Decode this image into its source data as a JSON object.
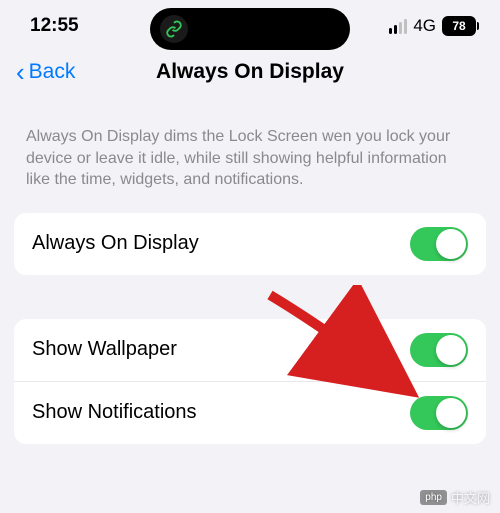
{
  "status": {
    "time": "12:55",
    "network": "4G",
    "battery": "78"
  },
  "nav": {
    "back": "Back",
    "title": "Always On Display"
  },
  "description": "Always On Display dims the Lock Screen wen you lock your device or leave it idle, while still showing helpful information like the time, widgets, and notifications.",
  "rows": {
    "aod": "Always On Display",
    "wallpaper": "Show Wallpaper",
    "notifications": "Show Notifications"
  },
  "toggles": {
    "aod": true,
    "wallpaper": true,
    "notifications": true
  },
  "watermark": {
    "badge": "php",
    "text": "中文网"
  },
  "colors": {
    "accent": "#007aff",
    "switch_on": "#34c759"
  }
}
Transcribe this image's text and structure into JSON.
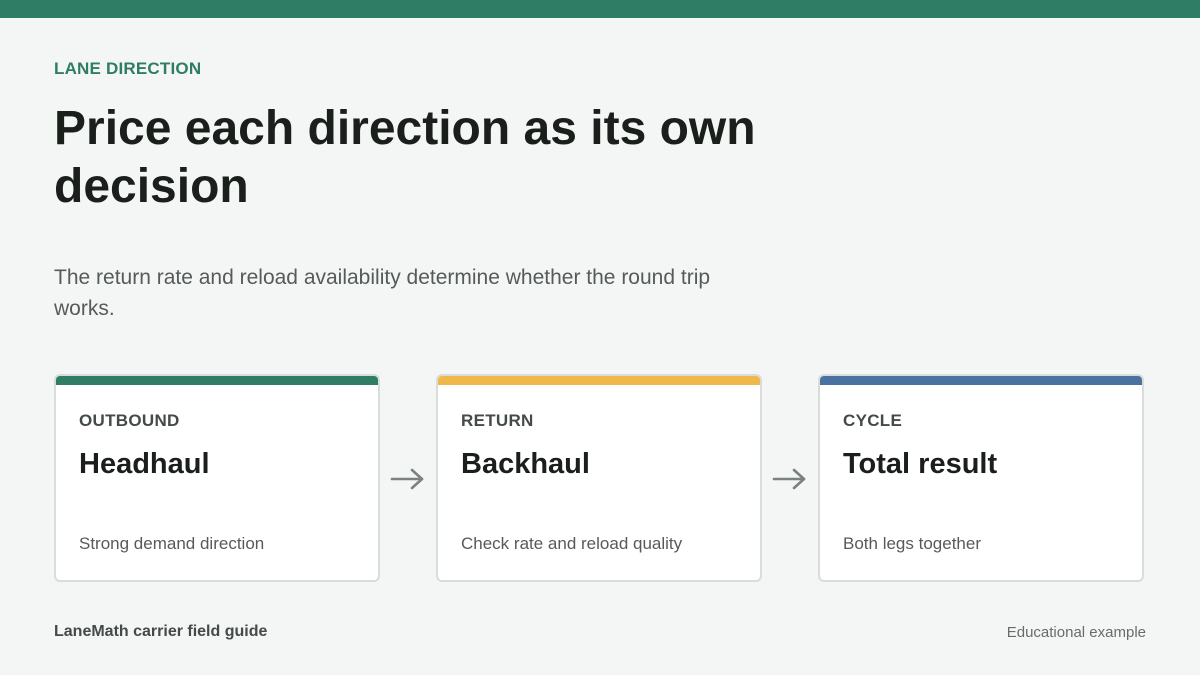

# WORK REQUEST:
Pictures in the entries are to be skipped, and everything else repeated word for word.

# WRITTEN ANSWER:
Decode this image into its source data as a JSON object.
{
  "status": {
    "time": "12:55",
    "network": "4G",
    "battery": "78"
  },
  "nav": {
    "back": "Back",
    "title": "Always On Display"
  },
  "description": "Always On Display dims the Lock Screen wen you lock your device or leave it idle, while still showing helpful information like the time, widgets, and notifications.",
  "rows": {
    "aod": "Always On Display",
    "wallpaper": "Show Wallpaper",
    "notifications": "Show Notifications"
  },
  "toggles": {
    "aod": true,
    "wallpaper": true,
    "notifications": true
  },
  "watermark": {
    "badge": "php",
    "text": "中文网"
  },
  "colors": {
    "accent": "#007aff",
    "switch_on": "#34c759"
  }
}
Transcribe this image's text and structure into JSON.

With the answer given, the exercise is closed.